> What to produce
Keep the images out and set the listing below down word for word.
=-=-=
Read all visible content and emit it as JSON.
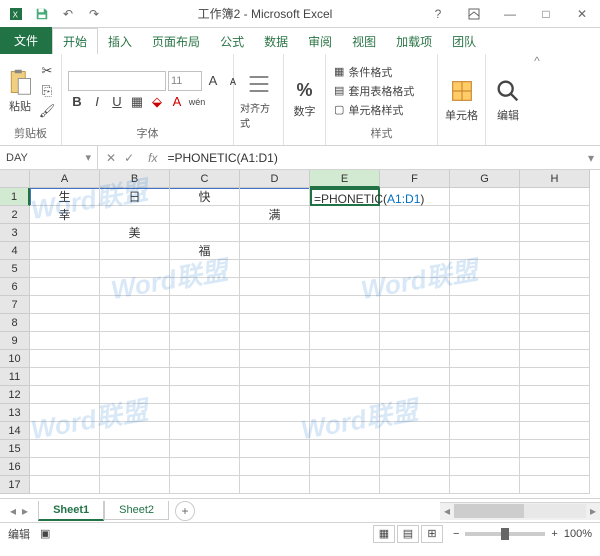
{
  "title": "工作簿2 - Microsoft Excel",
  "tabs": {
    "file": "文件",
    "home": "开始",
    "insert": "插入",
    "layout": "页面布局",
    "formulas": "公式",
    "data": "数据",
    "review": "审阅",
    "view": "视图",
    "addins": "加载项",
    "team": "团队"
  },
  "ribbon": {
    "paste": "粘贴",
    "clipboard": "剪贴板",
    "font": "字体",
    "font_size": "11",
    "align": "对齐方式",
    "number": "数字",
    "cond_fmt": "条件格式",
    "tbl_fmt": "套用表格格式",
    "cell_style": "单元格样式",
    "styles": "样式",
    "cells": "单元格",
    "editing": "编辑"
  },
  "namebox": "DAY",
  "formula": "=PHONETIC(A1:D1)",
  "cell_formula_prefix": "=PHONETIC(",
  "cell_formula_ref": "A1:D1",
  "cell_formula_suffix": ")",
  "columns": [
    "A",
    "B",
    "C",
    "D",
    "E",
    "F",
    "G",
    "H"
  ],
  "rows_count": 17,
  "cells": {
    "A1": "生",
    "B1": "日",
    "C1": "快",
    "A2": "幸",
    "D2": "满",
    "B3": "美",
    "C4": "福"
  },
  "sheets": {
    "s1": "Sheet1",
    "s2": "Sheet2"
  },
  "status": {
    "mode": "编辑",
    "zoom": "100%"
  },
  "watermark": "Word联盟"
}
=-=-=
> Written response
Read all visible content and emit it as JSON.
{
  "title": "工作簿2 - Microsoft Excel",
  "tabs": {
    "file": "文件",
    "home": "开始",
    "insert": "插入",
    "layout": "页面布局",
    "formulas": "公式",
    "data": "数据",
    "review": "审阅",
    "view": "视图",
    "addins": "加载项",
    "team": "团队"
  },
  "ribbon": {
    "paste": "粘贴",
    "clipboard": "剪贴板",
    "font": "字体",
    "font_size": "11",
    "align": "对齐方式",
    "number": "数字",
    "cond_fmt": "条件格式",
    "tbl_fmt": "套用表格格式",
    "cell_style": "单元格样式",
    "styles": "样式",
    "cells": "单元格",
    "editing": "编辑"
  },
  "namebox": "DAY",
  "formula": "=PHONETIC(A1:D1)",
  "cell_formula_prefix": "=PHONETIC(",
  "cell_formula_ref": "A1:D1",
  "cell_formula_suffix": ")",
  "columns": [
    "A",
    "B",
    "C",
    "D",
    "E",
    "F",
    "G",
    "H"
  ],
  "rows_count": 17,
  "cells": {
    "A1": "生",
    "B1": "日",
    "C1": "快",
    "A2": "幸",
    "D2": "满",
    "B3": "美",
    "C4": "福"
  },
  "sheets": {
    "s1": "Sheet1",
    "s2": "Sheet2"
  },
  "status": {
    "mode": "编辑",
    "zoom": "100%"
  },
  "watermark": "Word联盟"
}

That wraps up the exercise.